In a small (n = 53), 12-month, randomized controlled trial, Hajjar et al1 found that elderly hypertensive subjects with impaired executive functioning showed greater executive improvements with candesartan (an angiotensin receptor blocker [ARB]) therapy than with lisinopril or hydrochlorothiazide. They concluded that cognitive protection may arise through selectivity of angiotensin receptor blockade with ARBs. Some questions spring to mind; these address the study by Hajjar et al1 as well as future research: The study1 reported benefits on only some of several neuropsychological outcomes; was correction applied against a type I statistical error? What were the effect sizes for the significant findings? Neuropsychological tests can identify subtle differences, and unless the separation between groups is considerable, the number-needed-to-treat statistic will be large when outcomes are categorized for real-world relevance. Are the benefits with ARBs limited to the duration of therapy or are they enduring? This can be determined through drug discontinuation or crossover studies. Obviously, nonenduring benefits will have little to no practical value. Do the benefits with ARBs increase with time or do they reach a ceiling? This is important because only a progressively widening advantage will eventually assume clinical significance for disorders such as mild cognitive impairment and Alzheimer disease. If benefits were obtained on only some cognitive outcomes, if effect sizes were small, and if the benefits did not survive correction against a type I error, the cognitive promise of ARBs may be small and clinically irrelevant. Consider that previous studies found inconsistent cognitive benefits in elderly subjects receiving ARBs, with low to moderate effect sizes when soft end points were addressed2 and no benefits for hard end points.3,4 Back to top Article Information Correspondence: Dr Andrade, Department of Psychopharmacology, National Institute of Mental Health and Neurosciences, Hosur Road, Bangalore 560029, India (andradec@gmail.com). Financial Disclosure: None reported. References 1. Hajjar I, Hart M, Chen Y-L, et al. Effect of antihypertensive therapy on cognitive function in early executive cognitive impairment: a double-blind randomized clinical trial. Arch Intern Med. 2012;172(5):442-44422412114PubMedGoogle ScholarCrossref 2. Saxby BK, Harrington F, Wesnes KA, McKeith IG, Ford GA. Candesartan and cognitive decline in older patients with hypertension: a substudy of the SCOPE trial. Neurology. 2008;70(19 Pt 2):1858-186618458219PubMedGoogle Scholar 3. Lithell H, Hansson L, Skoog I, et al; SCOPE Study Group. The Study on Cognition and Prognosis in the Elderly (SCOPE): principal results of a randomized double-blind intervention trial. J Hypertens. 2003;21(5):875-88612714861PubMedGoogle ScholarCrossref 4. Anderson C, Teo K, Gao P, et al; ONTARGET and TRANSCEND Investigators. Renin-angiotensin system blockade and cognitive function in patients at high risk of cardiovascular disease: analysis of data from the ONTARGET and TRANSCEND studies. Lancet Neurol. 2011;10(1):43-5320980201PubMedGoogle ScholarCrossref

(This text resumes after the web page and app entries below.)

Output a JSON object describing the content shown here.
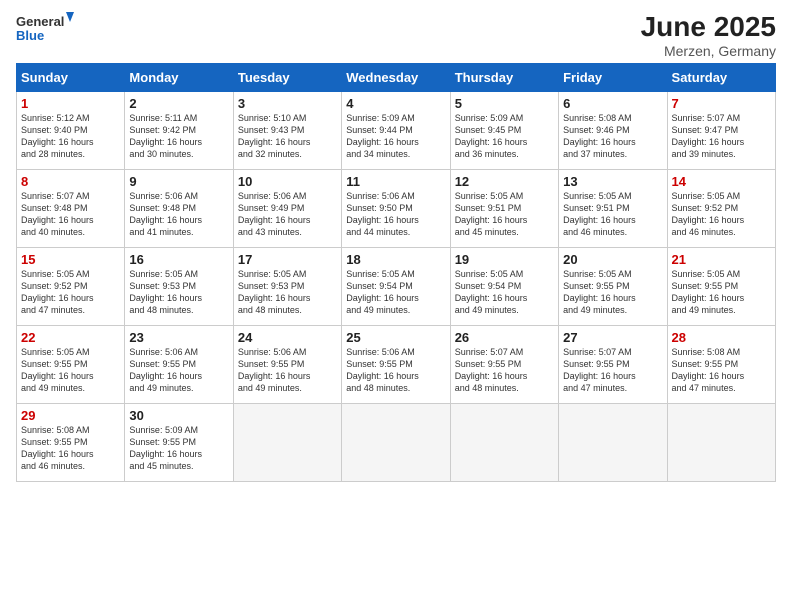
{
  "header": {
    "logo_general": "General",
    "logo_blue": "Blue",
    "title": "June 2025",
    "subtitle": "Merzen, Germany"
  },
  "weekdays": [
    "Sunday",
    "Monday",
    "Tuesday",
    "Wednesday",
    "Thursday",
    "Friday",
    "Saturday"
  ],
  "weeks": [
    [
      {
        "day": "1",
        "info": "Sunrise: 5:12 AM\nSunset: 9:40 PM\nDaylight: 16 hours\nand 28 minutes."
      },
      {
        "day": "2",
        "info": "Sunrise: 5:11 AM\nSunset: 9:42 PM\nDaylight: 16 hours\nand 30 minutes."
      },
      {
        "day": "3",
        "info": "Sunrise: 5:10 AM\nSunset: 9:43 PM\nDaylight: 16 hours\nand 32 minutes."
      },
      {
        "day": "4",
        "info": "Sunrise: 5:09 AM\nSunset: 9:44 PM\nDaylight: 16 hours\nand 34 minutes."
      },
      {
        "day": "5",
        "info": "Sunrise: 5:09 AM\nSunset: 9:45 PM\nDaylight: 16 hours\nand 36 minutes."
      },
      {
        "day": "6",
        "info": "Sunrise: 5:08 AM\nSunset: 9:46 PM\nDaylight: 16 hours\nand 37 minutes."
      },
      {
        "day": "7",
        "info": "Sunrise: 5:07 AM\nSunset: 9:47 PM\nDaylight: 16 hours\nand 39 minutes."
      }
    ],
    [
      {
        "day": "8",
        "info": "Sunrise: 5:07 AM\nSunset: 9:48 PM\nDaylight: 16 hours\nand 40 minutes."
      },
      {
        "day": "9",
        "info": "Sunrise: 5:06 AM\nSunset: 9:48 PM\nDaylight: 16 hours\nand 41 minutes."
      },
      {
        "day": "10",
        "info": "Sunrise: 5:06 AM\nSunset: 9:49 PM\nDaylight: 16 hours\nand 43 minutes."
      },
      {
        "day": "11",
        "info": "Sunrise: 5:06 AM\nSunset: 9:50 PM\nDaylight: 16 hours\nand 44 minutes."
      },
      {
        "day": "12",
        "info": "Sunrise: 5:05 AM\nSunset: 9:51 PM\nDaylight: 16 hours\nand 45 minutes."
      },
      {
        "day": "13",
        "info": "Sunrise: 5:05 AM\nSunset: 9:51 PM\nDaylight: 16 hours\nand 46 minutes."
      },
      {
        "day": "14",
        "info": "Sunrise: 5:05 AM\nSunset: 9:52 PM\nDaylight: 16 hours\nand 46 minutes."
      }
    ],
    [
      {
        "day": "15",
        "info": "Sunrise: 5:05 AM\nSunset: 9:52 PM\nDaylight: 16 hours\nand 47 minutes."
      },
      {
        "day": "16",
        "info": "Sunrise: 5:05 AM\nSunset: 9:53 PM\nDaylight: 16 hours\nand 48 minutes."
      },
      {
        "day": "17",
        "info": "Sunrise: 5:05 AM\nSunset: 9:53 PM\nDaylight: 16 hours\nand 48 minutes."
      },
      {
        "day": "18",
        "info": "Sunrise: 5:05 AM\nSunset: 9:54 PM\nDaylight: 16 hours\nand 49 minutes."
      },
      {
        "day": "19",
        "info": "Sunrise: 5:05 AM\nSunset: 9:54 PM\nDaylight: 16 hours\nand 49 minutes."
      },
      {
        "day": "20",
        "info": "Sunrise: 5:05 AM\nSunset: 9:55 PM\nDaylight: 16 hours\nand 49 minutes."
      },
      {
        "day": "21",
        "info": "Sunrise: 5:05 AM\nSunset: 9:55 PM\nDaylight: 16 hours\nand 49 minutes."
      }
    ],
    [
      {
        "day": "22",
        "info": "Sunrise: 5:05 AM\nSunset: 9:55 PM\nDaylight: 16 hours\nand 49 minutes."
      },
      {
        "day": "23",
        "info": "Sunrise: 5:06 AM\nSunset: 9:55 PM\nDaylight: 16 hours\nand 49 minutes."
      },
      {
        "day": "24",
        "info": "Sunrise: 5:06 AM\nSunset: 9:55 PM\nDaylight: 16 hours\nand 49 minutes."
      },
      {
        "day": "25",
        "info": "Sunrise: 5:06 AM\nSunset: 9:55 PM\nDaylight: 16 hours\nand 48 minutes."
      },
      {
        "day": "26",
        "info": "Sunrise: 5:07 AM\nSunset: 9:55 PM\nDaylight: 16 hours\nand 48 minutes."
      },
      {
        "day": "27",
        "info": "Sunrise: 5:07 AM\nSunset: 9:55 PM\nDaylight: 16 hours\nand 47 minutes."
      },
      {
        "day": "28",
        "info": "Sunrise: 5:08 AM\nSunset: 9:55 PM\nDaylight: 16 hours\nand 47 minutes."
      }
    ],
    [
      {
        "day": "29",
        "info": "Sunrise: 5:08 AM\nSunset: 9:55 PM\nDaylight: 16 hours\nand 46 minutes."
      },
      {
        "day": "30",
        "info": "Sunrise: 5:09 AM\nSunset: 9:55 PM\nDaylight: 16 hours\nand 45 minutes."
      },
      {
        "day": "",
        "info": ""
      },
      {
        "day": "",
        "info": ""
      },
      {
        "day": "",
        "info": ""
      },
      {
        "day": "",
        "info": ""
      },
      {
        "day": "",
        "info": ""
      }
    ]
  ]
}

Journal

Archives of Internal MedicineAmerican Medical Association

Published: Aug 13, 2012

Keywords: angiotensin receptor antagonists,mental processes,cognitive ability

References